■ Try it ■
When you return the entries, keep every word and mark exactly as it is.

■ Recorded information ■
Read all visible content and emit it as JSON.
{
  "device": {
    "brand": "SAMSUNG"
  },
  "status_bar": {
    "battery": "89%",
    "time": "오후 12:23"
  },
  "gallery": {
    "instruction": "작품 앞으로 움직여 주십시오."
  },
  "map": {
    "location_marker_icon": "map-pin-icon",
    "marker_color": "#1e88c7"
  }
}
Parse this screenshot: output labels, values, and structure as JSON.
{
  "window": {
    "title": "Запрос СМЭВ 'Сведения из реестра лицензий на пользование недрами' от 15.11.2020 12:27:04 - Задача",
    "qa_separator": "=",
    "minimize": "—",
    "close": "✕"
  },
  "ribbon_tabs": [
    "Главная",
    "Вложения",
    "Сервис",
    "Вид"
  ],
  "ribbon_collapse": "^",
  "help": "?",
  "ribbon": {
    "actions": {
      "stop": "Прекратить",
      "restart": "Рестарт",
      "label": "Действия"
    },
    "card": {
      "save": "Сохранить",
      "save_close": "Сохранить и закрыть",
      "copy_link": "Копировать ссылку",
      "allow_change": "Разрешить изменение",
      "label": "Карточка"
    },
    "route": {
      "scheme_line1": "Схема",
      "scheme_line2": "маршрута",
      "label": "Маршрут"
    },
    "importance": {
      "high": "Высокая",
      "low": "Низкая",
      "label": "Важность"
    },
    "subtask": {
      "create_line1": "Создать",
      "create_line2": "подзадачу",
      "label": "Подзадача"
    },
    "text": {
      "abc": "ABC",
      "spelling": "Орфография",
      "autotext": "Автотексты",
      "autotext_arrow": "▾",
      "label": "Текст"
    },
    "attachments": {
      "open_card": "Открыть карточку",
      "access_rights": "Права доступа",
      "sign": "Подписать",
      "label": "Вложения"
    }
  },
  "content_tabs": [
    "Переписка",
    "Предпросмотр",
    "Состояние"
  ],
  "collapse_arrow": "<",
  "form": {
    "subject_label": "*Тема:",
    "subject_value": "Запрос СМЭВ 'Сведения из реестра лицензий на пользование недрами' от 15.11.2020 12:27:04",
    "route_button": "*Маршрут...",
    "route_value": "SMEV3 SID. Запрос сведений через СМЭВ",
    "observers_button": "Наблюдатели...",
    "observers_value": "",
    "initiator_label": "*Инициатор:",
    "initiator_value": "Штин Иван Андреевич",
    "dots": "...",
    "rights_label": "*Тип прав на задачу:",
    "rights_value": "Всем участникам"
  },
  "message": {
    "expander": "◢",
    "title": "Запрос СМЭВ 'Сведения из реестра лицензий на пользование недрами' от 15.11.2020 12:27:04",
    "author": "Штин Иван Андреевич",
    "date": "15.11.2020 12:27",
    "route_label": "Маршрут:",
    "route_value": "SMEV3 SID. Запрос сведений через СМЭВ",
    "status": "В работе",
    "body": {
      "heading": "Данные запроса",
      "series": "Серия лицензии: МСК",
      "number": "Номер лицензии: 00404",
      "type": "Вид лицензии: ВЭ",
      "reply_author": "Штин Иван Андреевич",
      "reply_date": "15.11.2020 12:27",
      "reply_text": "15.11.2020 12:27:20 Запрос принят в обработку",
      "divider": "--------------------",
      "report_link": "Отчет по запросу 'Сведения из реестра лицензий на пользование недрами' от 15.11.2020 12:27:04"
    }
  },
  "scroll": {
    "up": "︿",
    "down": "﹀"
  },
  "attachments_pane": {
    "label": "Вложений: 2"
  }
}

■ Exercise solution ■
Read all visible content and emit it as JSON.
{
  "device": {
    "brand": "SAMSUNG"
  },
  "status_bar": {
    "battery": "89%",
    "time": "오후 12:23"
  },
  "gallery": {
    "instruction": "작품 앞으로 움직여 주십시오."
  },
  "map": {
    "location_marker_icon": "map-pin-icon",
    "marker_color": "#1e88c7"
  }
}
Parse this screenshot: output labels, values, and structure as JSON.
{
  "window": {
    "title": "Запрос СМЭВ 'Сведения из реестра лицензий на пользование недрами' от 15.11.2020 12:27:04 - Задача",
    "qa_separator": "=",
    "minimize": "—",
    "close": "✕"
  },
  "ribbon_tabs": [
    "Главная",
    "Вложения",
    "Сервис",
    "Вид"
  ],
  "ribbon_collapse": "^",
  "help": "?",
  "ribbon": {
    "actions": {
      "stop": "Прекратить",
      "restart": "Рестарт",
      "label": "Действия"
    },
    "card": {
      "save": "Сохранить",
      "save_close": "Сохранить и закрыть",
      "copy_link": "Копировать ссылку",
      "allow_change": "Разрешить изменение",
      "label": "Карточка"
    },
    "route": {
      "scheme_line1": "Схема",
      "scheme_line2": "маршрута",
      "label": "Маршрут"
    },
    "importance": {
      "high": "Высокая",
      "low": "Низкая",
      "label": "Важность"
    },
    "subtask": {
      "create_line1": "Создать",
      "create_line2": "подзадачу",
      "label": "Подзадача"
    },
    "text": {
      "abc": "ABC",
      "spelling": "Орфография",
      "autotext": "Автотексты",
      "autotext_arrow": "▾",
      "label": "Текст"
    },
    "attachments": {
      "open_card": "Открыть карточку",
      "access_rights": "Права доступа",
      "sign": "Подписать",
      "label": "Вложения"
    }
  },
  "content_tabs": [
    "Переписка",
    "Предпросмотр",
    "Состояние"
  ],
  "collapse_arrow": "<",
  "form": {
    "subject_label": "*Тема:",
    "subject_value": "Запрос СМЭВ 'Сведения из реестра лицензий на пользование недрами' от 15.11.2020 12:27:04",
    "route_button": "*Маршрут...",
    "route_value": "SMEV3 SID. Запрос сведений через СМЭВ",
    "observers_button": "Наблюдатели...",
    "observers_value": "",
    "initiator_label": "*Инициатор:",
    "initiator_value": "Штин Иван Андреевич",
    "dots": "...",
    "rights_label": "*Тип прав на задачу:",
    "rights_value": "Всем участникам"
  },
  "message": {
    "expander": "◢",
    "title": "Запрос СМЭВ 'Сведения из реестра лицензий на пользование недрами' от 15.11.2020 12:27:04",
    "author": "Штин Иван Андреевич",
    "date": "15.11.2020 12:27",
    "route_label": "Маршрут:",
    "route_value": "SMEV3 SID. Запрос сведений через СМЭВ",
    "status": "В работе",
    "body": {
      "heading": "Данные запроса",
      "series": "Серия лицензии: МСК",
      "number": "Номер лицензии: 00404",
      "type": "Вид лицензии: ВЭ",
      "reply_author": "Штин Иван Андреевич",
      "reply_date": "15.11.2020 12:27",
      "reply_text": "15.11.2020 12:27:20 Запрос принят в обработку",
      "divider": "--------------------",
      "report_link": "Отчет по запросу 'Сведения из реестра лицензий на пользование недрами' от 15.11.2020 12:27:04"
    }
  },
  "scroll": {
    "up": "︿",
    "down": "﹀"
  },
  "attachments_pane": {
    "label": "Вложений: 2"
  }
}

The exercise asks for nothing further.